**WORK ITEM**
Search the records for "icon" and copy each line that holds it.

____________________

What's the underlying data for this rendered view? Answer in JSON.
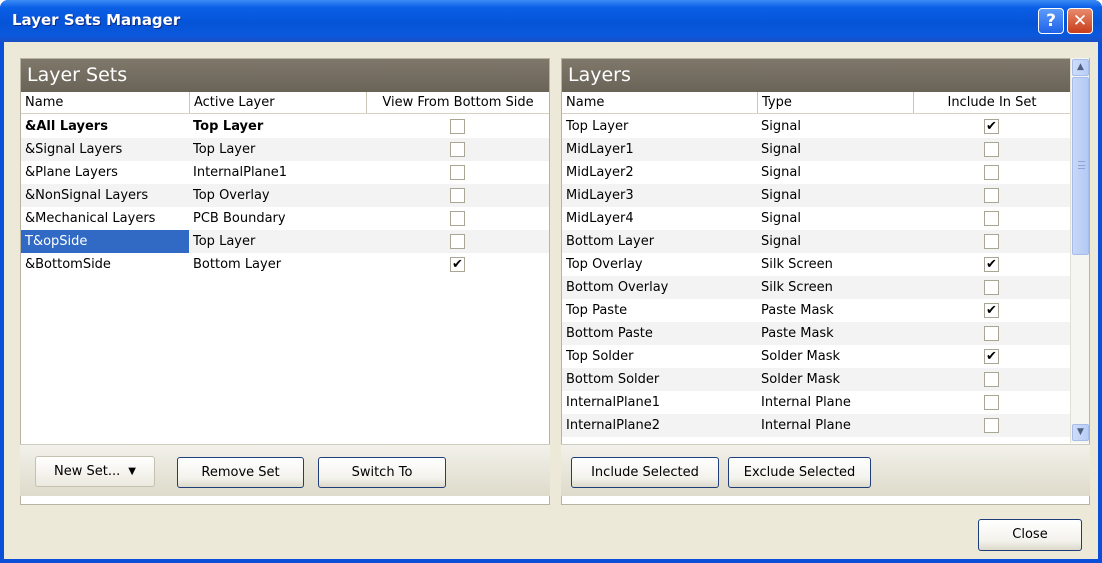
{
  "window": {
    "title": "Layer Sets Manager",
    "help_glyph": "?",
    "close_glyph": "✕"
  },
  "layer_sets": {
    "header": "Layer Sets",
    "columns": {
      "name": "Name",
      "active_layer": "Active Layer",
      "view_from_bottom": "View From Bottom Side"
    },
    "rows": [
      {
        "name": "&All Layers",
        "active_layer": "Top Layer",
        "view_from_bottom": false,
        "bold": true,
        "selected": false
      },
      {
        "name": "&Signal Layers",
        "active_layer": "Top Layer",
        "view_from_bottom": false,
        "bold": false,
        "selected": false
      },
      {
        "name": "&Plane Layers",
        "active_layer": "InternalPlane1",
        "view_from_bottom": false,
        "bold": false,
        "selected": false
      },
      {
        "name": "&NonSignal Layers",
        "active_layer": "Top Overlay",
        "view_from_bottom": false,
        "bold": false,
        "selected": false
      },
      {
        "name": "&Mechanical Layers",
        "active_layer": "PCB Boundary",
        "view_from_bottom": false,
        "bold": false,
        "selected": false
      },
      {
        "name": "T&opSide",
        "active_layer": "Top Layer",
        "view_from_bottom": false,
        "bold": false,
        "selected": true
      },
      {
        "name": "&BottomSide",
        "active_layer": "Bottom Layer",
        "view_from_bottom": true,
        "bold": false,
        "selected": false
      }
    ],
    "buttons": {
      "new_set": "New Set...",
      "remove_set": "Remove Set",
      "switch_to": "Switch To"
    }
  },
  "layers": {
    "header": "Layers",
    "columns": {
      "name": "Name",
      "type": "Type",
      "include": "Include In Set"
    },
    "rows": [
      {
        "name": "Top Layer",
        "type": "Signal",
        "include": true
      },
      {
        "name": "MidLayer1",
        "type": "Signal",
        "include": false
      },
      {
        "name": "MidLayer2",
        "type": "Signal",
        "include": false
      },
      {
        "name": "MidLayer3",
        "type": "Signal",
        "include": false
      },
      {
        "name": "MidLayer4",
        "type": "Signal",
        "include": false
      },
      {
        "name": "Bottom Layer",
        "type": "Signal",
        "include": false
      },
      {
        "name": "Top Overlay",
        "type": "Silk Screen",
        "include": true
      },
      {
        "name": "Bottom Overlay",
        "type": "Silk Screen",
        "include": false
      },
      {
        "name": "Top Paste",
        "type": "Paste Mask",
        "include": true
      },
      {
        "name": "Bottom Paste",
        "type": "Paste Mask",
        "include": false
      },
      {
        "name": "Top Solder",
        "type": "Solder Mask",
        "include": true
      },
      {
        "name": "Bottom Solder",
        "type": "Solder Mask",
        "include": false
      },
      {
        "name": "InternalPlane1",
        "type": "Internal Plane",
        "include": false
      },
      {
        "name": "InternalPlane2",
        "type": "Internal Plane",
        "include": false
      }
    ],
    "buttons": {
      "include_selected": "Include Selected",
      "exclude_selected": "Exclude Selected"
    }
  },
  "footer": {
    "close": "Close"
  },
  "colors": {
    "title_bar": "#0554d8",
    "panel_header": "#736c60",
    "selection": "#316ac5",
    "dialog_face": "#ece9d8"
  }
}
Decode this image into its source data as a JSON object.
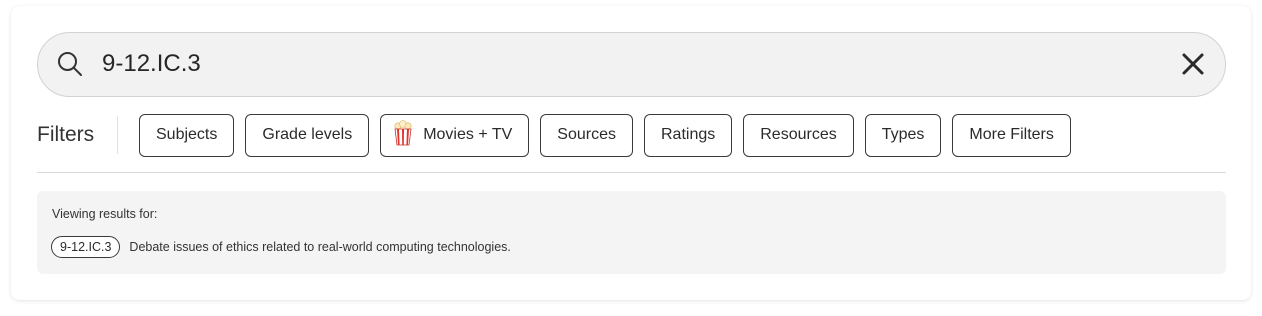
{
  "search": {
    "value": "9-12.IC.3",
    "icon": "search-icon",
    "clear_icon": "close-icon"
  },
  "filters": {
    "label": "Filters",
    "chips": [
      {
        "label": "Subjects"
      },
      {
        "label": "Grade levels"
      },
      {
        "label": "Movies + TV",
        "icon": "popcorn-icon"
      },
      {
        "label": "Sources"
      },
      {
        "label": "Ratings"
      },
      {
        "label": "Resources"
      },
      {
        "label": "Types"
      },
      {
        "label": "More Filters"
      }
    ]
  },
  "results": {
    "heading": "Viewing results for:",
    "standard_code": "9-12.IC.3",
    "standard_description": "Debate issues of ethics related to real-world computing technologies."
  },
  "colors": {
    "search_bg": "#f2f2f2",
    "results_bg": "#f4f4f4",
    "chip_border": "#3a3a3a",
    "popcorn_red": "#e0342c"
  }
}
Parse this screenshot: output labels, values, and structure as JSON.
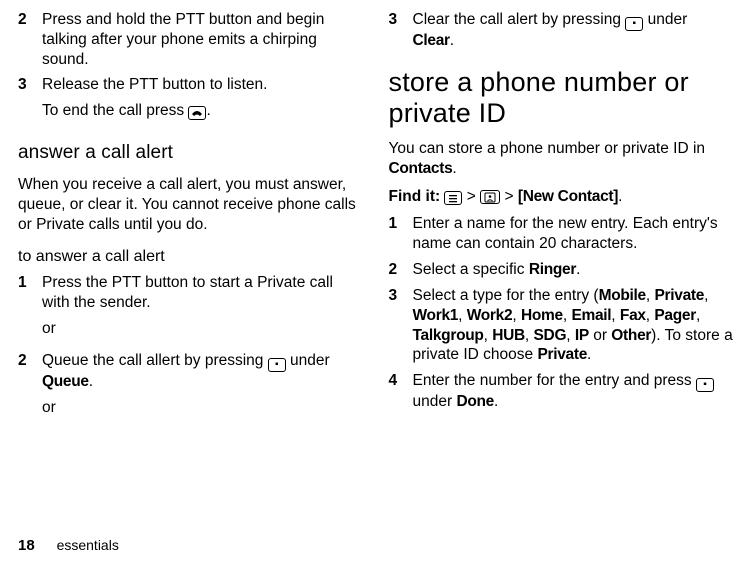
{
  "left": {
    "step2": "Press and hold the PTT button and begin talking after your phone emits a chirping sound.",
    "step3a": "Release the PTT button to listen.",
    "step3b_pre": "To end the call press ",
    "step3b_post": ".",
    "heading_answer": "answer a call alert",
    "answer_intro": "When you receive a call alert, you must answer, queue, or clear it. You cannot receive phone calls or Private calls until you do.",
    "heading_toanswer": "to answer a call alert",
    "a1": "Press the PTT button to start a Private call with the sender.",
    "or": "or",
    "a2_pre": "Queue the call allert by pressing ",
    "a2_post": " under ",
    "queue": "Queue",
    "dot": "."
  },
  "right": {
    "r3_pre": "Clear the call alert by pressing ",
    "r3_post": " under ",
    "clear": "Clear",
    "heading_store": "store a phone number or private ID",
    "store_intro_pre": "You can store a phone number or private ID in ",
    "contacts": "Contacts",
    "findit": "Find it:",
    "gt": ">",
    "newcontact": "[New Contact]",
    "s1": "Enter a name for the new entry. Each entry's name can contain 20 characters.",
    "s2_pre": "Select a specific ",
    "ringer": "Ringer",
    "s3_pre": "Select a type for the entry (",
    "types": [
      "Mobile",
      "Private",
      "Work1",
      "Work2",
      "Home",
      "Email",
      "Fax",
      "Pager",
      "Talkgroup",
      "HUB",
      "SDG",
      "IP"
    ],
    "or_word": " or ",
    "other": "Other",
    "s3_mid": "). To store a private ID choose ",
    "private": "Private",
    "s4_pre": "Enter the number for the entry and press ",
    "s4_post": " under ",
    "done": "Done"
  },
  "footer": {
    "page": "18",
    "section": "essentials"
  },
  "nums": {
    "n1": "1",
    "n2": "2",
    "n3": "3",
    "n4": "4"
  }
}
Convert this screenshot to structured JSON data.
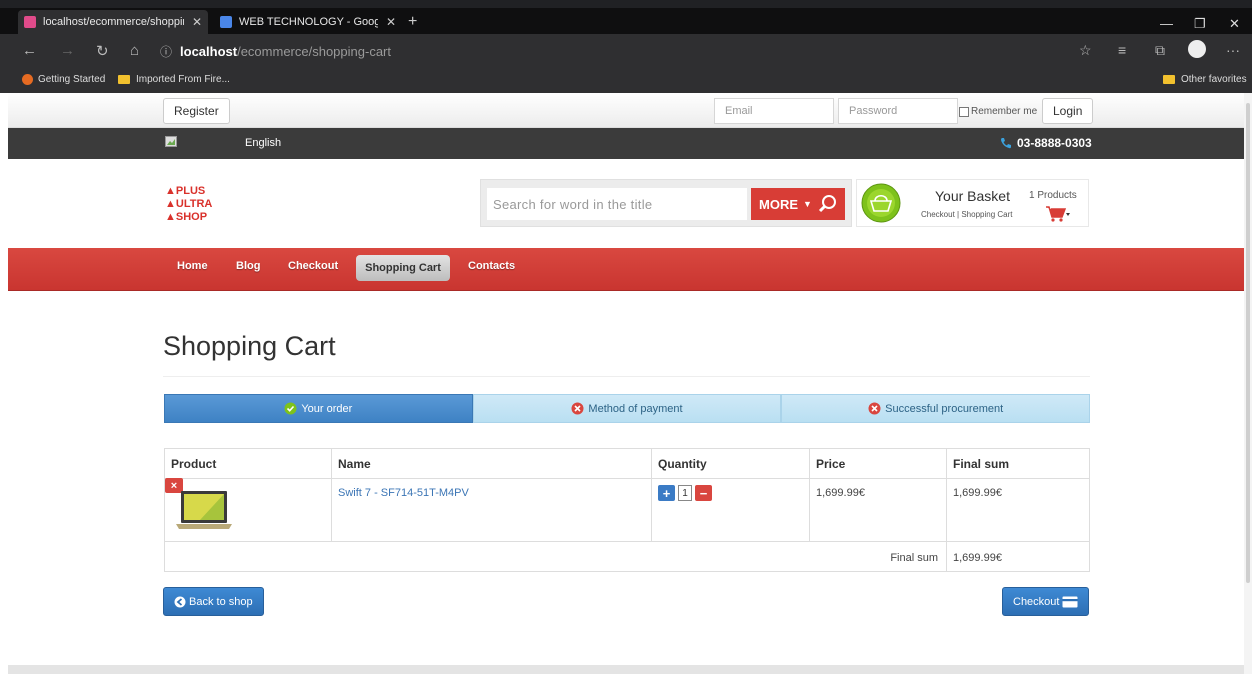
{
  "browser": {
    "tabs": [
      {
        "title": "localhost/ecommerce/shopping",
        "close": "✕"
      },
      {
        "title": "WEB TECHNOLOGY - Google Do",
        "close": "✕"
      }
    ],
    "new_tab": "+",
    "url_host": "localhost",
    "url_path": "/ecommerce/shopping-cart",
    "bookmarks": [
      "Getting Started",
      "Imported From Fire...",
      "Other favorites"
    ],
    "window_controls": {
      "minimize": "—",
      "maximize": "❐",
      "close": "✕"
    }
  },
  "topbar": {
    "register_label": "Register",
    "email_placeholder": "Email",
    "password_placeholder": "Password",
    "remember_label": "Remember me",
    "login_label": "Login"
  },
  "infobar": {
    "language": "English",
    "phone": "03-8888-0303"
  },
  "header": {
    "logo_lines": [
      "PLUS",
      "ULTRA",
      "SHOP"
    ],
    "search_placeholder": "Search for word in the title",
    "more_label": "MORE",
    "basket_title": "Your Basket",
    "basket_count": "1 Products",
    "basket_link_checkout": "Checkout",
    "basket_link_separator": "|",
    "basket_link_cart": "Shopping Cart"
  },
  "nav": {
    "items": [
      "Home",
      "Blog",
      "Checkout",
      "Shopping Cart",
      "Contacts"
    ],
    "active": "Shopping Cart"
  },
  "page": {
    "title": "Shopping Cart"
  },
  "steps": [
    {
      "label": "Your order",
      "status": "done"
    },
    {
      "label": "Method of payment",
      "status": "pending"
    },
    {
      "label": "Successful procurement",
      "status": "pending"
    }
  ],
  "cart": {
    "headers": [
      "Product",
      "Name",
      "Quantity",
      "Price",
      "Final sum"
    ],
    "rows": [
      {
        "remove": "×",
        "name": "Swift 7 - SF714-51T-M4PV",
        "quantity": "1",
        "price": "1,699.99€",
        "final_sum": "1,699.99€"
      }
    ],
    "total_label": "Final sum",
    "total_value": "1,699.99€"
  },
  "actions": {
    "back_label": "Back to shop",
    "checkout_label": "Checkout"
  },
  "colors": {
    "brand_red": "#d83d36",
    "button_blue": "#2d6fb4",
    "dark_bar": "#3b3b3b"
  }
}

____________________

**EXERCISE OUTPUT**
    "icon": "search-icon",
    "clear_icon": "close-icon"
        "icon": "popcorn-icon"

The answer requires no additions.